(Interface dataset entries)
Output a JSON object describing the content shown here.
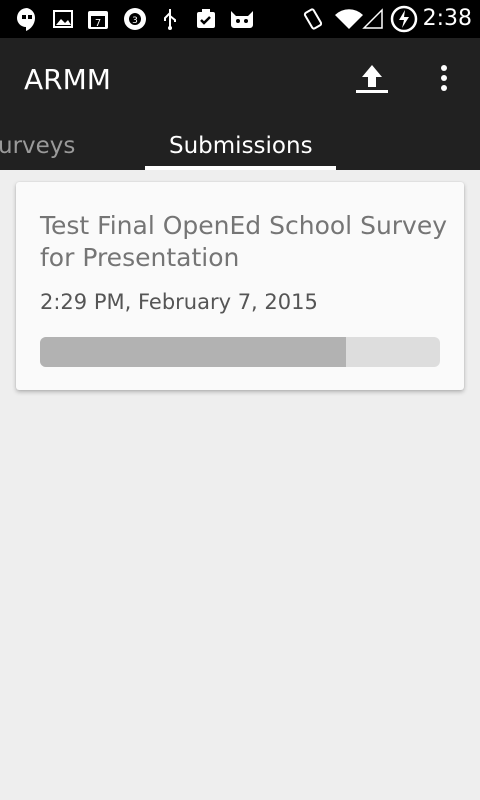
{
  "status_bar": {
    "time": "2:38",
    "icons": [
      "hangouts-icon",
      "image-icon",
      "calendar-icon",
      "settings-badge-icon",
      "usb-icon",
      "clipboard-check-icon",
      "cat-face-icon",
      "vibrate-icon",
      "wifi-icon",
      "no-signal-icon",
      "battery-charging-icon"
    ]
  },
  "action_bar": {
    "title": "ARMM",
    "upload_icon": "upload-icon",
    "overflow_icon": "more-vert-icon"
  },
  "tabs": [
    {
      "label": "Surveys",
      "visible_text": "urveys",
      "active": false
    },
    {
      "label": "Submissions",
      "active": true
    }
  ],
  "submissions": [
    {
      "title": "Test Final OpenEd School Survey for Presentation",
      "date": "2:29 PM, February 7, 2015",
      "progress": 0.765
    }
  ],
  "colors": {
    "action_bar": "#212121",
    "status_bar": "#000000",
    "background": "#eeeeee",
    "card": "#fafafa",
    "progress_fill": "#b2b2b2",
    "progress_track": "#dddddd"
  }
}
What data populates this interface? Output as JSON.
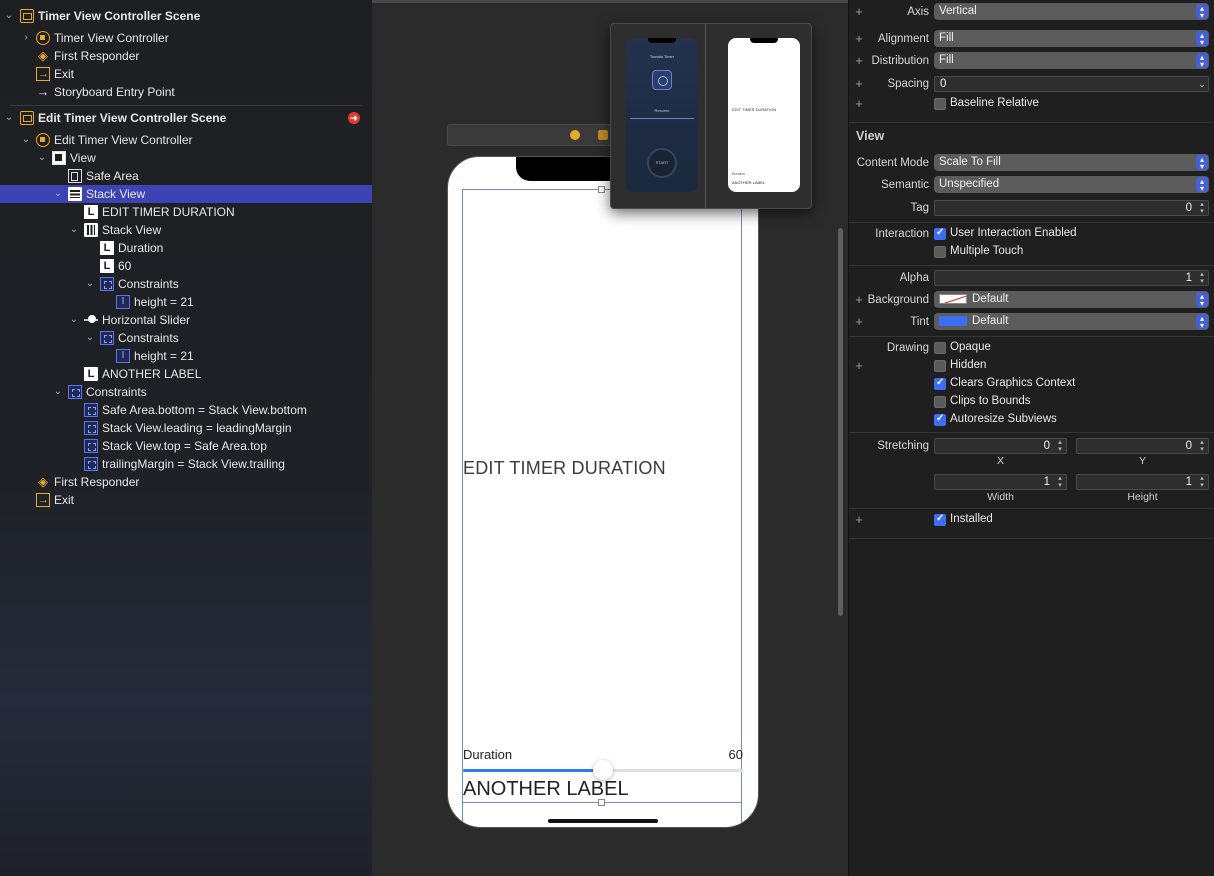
{
  "outline": {
    "scene1": {
      "title": "Timer View Controller Scene",
      "items": [
        "Timer View Controller",
        "First Responder",
        "Exit",
        "Storyboard Entry Point"
      ]
    },
    "scene2": {
      "title": "Edit Timer View Controller Scene",
      "controller": "Edit Timer View Controller",
      "view": "View",
      "safe_area": "Safe Area",
      "stack_view": "Stack View",
      "edit_label": "EDIT TIMER DURATION",
      "inner_stack": "Stack View",
      "duration": "Duration",
      "sixty": "60",
      "constraints": "Constraints",
      "height1": "height = 21",
      "slider": "Horizontal Slider",
      "height2": "height = 21",
      "another": "ANOTHER LABEL",
      "c1": "Safe Area.bottom = Stack View.bottom",
      "c2": "Stack View.leading = leadingMargin",
      "c3": "Stack View.top = Safe Area.top",
      "c4": "trailingMargin = Stack View.trailing",
      "first_responder": "First Responder",
      "exit": "Exit"
    }
  },
  "canvas": {
    "edit_title": "EDIT TIMER DURATION",
    "duration_label": "Duration",
    "duration_value": "60",
    "slider_fraction": 0.5,
    "another_label": "ANOTHER LABEL"
  },
  "inspector": {
    "axis": {
      "label": "Axis",
      "value": "Vertical"
    },
    "alignment": {
      "label": "Alignment",
      "value": "Fill"
    },
    "distribution": {
      "label": "Distribution",
      "value": "Fill"
    },
    "spacing": {
      "label": "Spacing",
      "value": "0"
    },
    "baseline": "Baseline Relative",
    "view_section": "View",
    "content_mode": {
      "label": "Content Mode",
      "value": "Scale To Fill"
    },
    "semantic": {
      "label": "Semantic",
      "value": "Unspecified"
    },
    "tag": {
      "label": "Tag",
      "value": "0"
    },
    "interaction": {
      "label": "Interaction",
      "user_interaction": "User Interaction Enabled",
      "multiple_touch": "Multiple Touch"
    },
    "alpha": {
      "label": "Alpha",
      "value": "1"
    },
    "background": {
      "label": "Background",
      "value": "Default"
    },
    "tint": {
      "label": "Tint",
      "value": "Default"
    },
    "drawing": {
      "label": "Drawing",
      "opaque": "Opaque",
      "hidden": "Hidden",
      "clears": "Clears Graphics Context",
      "clips": "Clips to Bounds",
      "autoresize": "Autoresize Subviews"
    },
    "stretching": {
      "label": "Stretching",
      "x": "0",
      "y": "0",
      "width": "1",
      "height": "1",
      "x_label": "X",
      "y_label": "Y",
      "w_label": "Width",
      "h_label": "Height"
    },
    "installed": "Installed",
    "tint_color": "#3d6df2"
  },
  "preview": {
    "mini1_title": "Tomato Timer",
    "mini1_mid": "Resume",
    "mini1_start": "START",
    "mini2_title": "EDIT TIMER DURATION",
    "mini2_duration": "Duration",
    "mini2_another": "ANOTHER LABEL"
  }
}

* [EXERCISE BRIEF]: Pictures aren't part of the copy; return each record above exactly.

* [SOLUTION FOR THIS EXERCISE]:
Output a JSON object describing the content shown here.
{
  "status_bar": {
    "time": "2:38",
    "icons": [
      "hangouts-icon",
      "image-icon",
      "calendar-icon",
      "settings-badge-icon",
      "usb-icon",
      "clipboard-check-icon",
      "cat-face-icon",
      "vibrate-icon",
      "wifi-icon",
      "no-signal-icon",
      "battery-charging-icon"
    ]
  },
  "action_bar": {
    "title": "ARMM",
    "upload_icon": "upload-icon",
    "overflow_icon": "more-vert-icon"
  },
  "tabs": [
    {
      "label": "Surveys",
      "visible_text": "urveys",
      "active": false
    },
    {
      "label": "Submissions",
      "active": true
    }
  ],
  "submissions": [
    {
      "title": "Test Final OpenEd School Survey for Presentation",
      "date": "2:29 PM, February 7, 2015",
      "progress": 0.765
    }
  ],
  "colors": {
    "action_bar": "#212121",
    "status_bar": "#000000",
    "background": "#eeeeee",
    "card": "#fafafa",
    "progress_fill": "#b2b2b2",
    "progress_track": "#dddddd"
  }
}
What data populates this interface? Output as JSON.
{
  "outline": {
    "scene1": {
      "title": "Timer View Controller Scene",
      "items": [
        "Timer View Controller",
        "First Responder",
        "Exit",
        "Storyboard Entry Point"
      ]
    },
    "scene2": {
      "title": "Edit Timer View Controller Scene",
      "controller": "Edit Timer View Controller",
      "view": "View",
      "safe_area": "Safe Area",
      "stack_view": "Stack View",
      "edit_label": "EDIT TIMER DURATION",
      "inner_stack": "Stack View",
      "duration": "Duration",
      "sixty": "60",
      "constraints": "Constraints",
      "height1": "height = 21",
      "slider": "Horizontal Slider",
      "height2": "height = 21",
      "another": "ANOTHER LABEL",
      "c1": "Safe Area.bottom = Stack View.bottom",
      "c2": "Stack View.leading = leadingMargin",
      "c3": "Stack View.top = Safe Area.top",
      "c4": "trailingMargin = Stack View.trailing",
      "first_responder": "First Responder",
      "exit": "Exit"
    }
  },
  "canvas": {
    "edit_title": "EDIT TIMER DURATION",
    "duration_label": "Duration",
    "duration_value": "60",
    "slider_fraction": 0.5,
    "another_label": "ANOTHER LABEL"
  },
  "inspector": {
    "axis": {
      "label": "Axis",
      "value": "Vertical"
    },
    "alignment": {
      "label": "Alignment",
      "value": "Fill"
    },
    "distribution": {
      "label": "Distribution",
      "value": "Fill"
    },
    "spacing": {
      "label": "Spacing",
      "value": "0"
    },
    "baseline": "Baseline Relative",
    "view_section": "View",
    "content_mode": {
      "label": "Content Mode",
      "value": "Scale To Fill"
    },
    "semantic": {
      "label": "Semantic",
      "value": "Unspecified"
    },
    "tag": {
      "label": "Tag",
      "value": "0"
    },
    "interaction": {
      "label": "Interaction",
      "user_interaction": "User Interaction Enabled",
      "multiple_touch": "Multiple Touch"
    },
    "alpha": {
      "label": "Alpha",
      "value": "1"
    },
    "background": {
      "label": "Background",
      "value": "Default"
    },
    "tint": {
      "label": "Tint",
      "value": "Default"
    },
    "drawing": {
      "label": "Drawing",
      "opaque": "Opaque",
      "hidden": "Hidden",
      "clears": "Clears Graphics Context",
      "clips": "Clips to Bounds",
      "autoresize": "Autoresize Subviews"
    },
    "stretching": {
      "label": "Stretching",
      "x": "0",
      "y": "0",
      "width": "1",
      "height": "1",
      "x_label": "X",
      "y_label": "Y",
      "w_label": "Width",
      "h_label": "Height"
    },
    "installed": "Installed",
    "tint_color": "#3d6df2"
  },
  "preview": {
    "mini1_title": "Tomato Timer",
    "mini1_mid": "Resume",
    "mini1_start": "START",
    "mini2_title": "EDIT TIMER DURATION",
    "mini2_duration": "Duration",
    "mini2_another": "ANOTHER LABEL"
  }
}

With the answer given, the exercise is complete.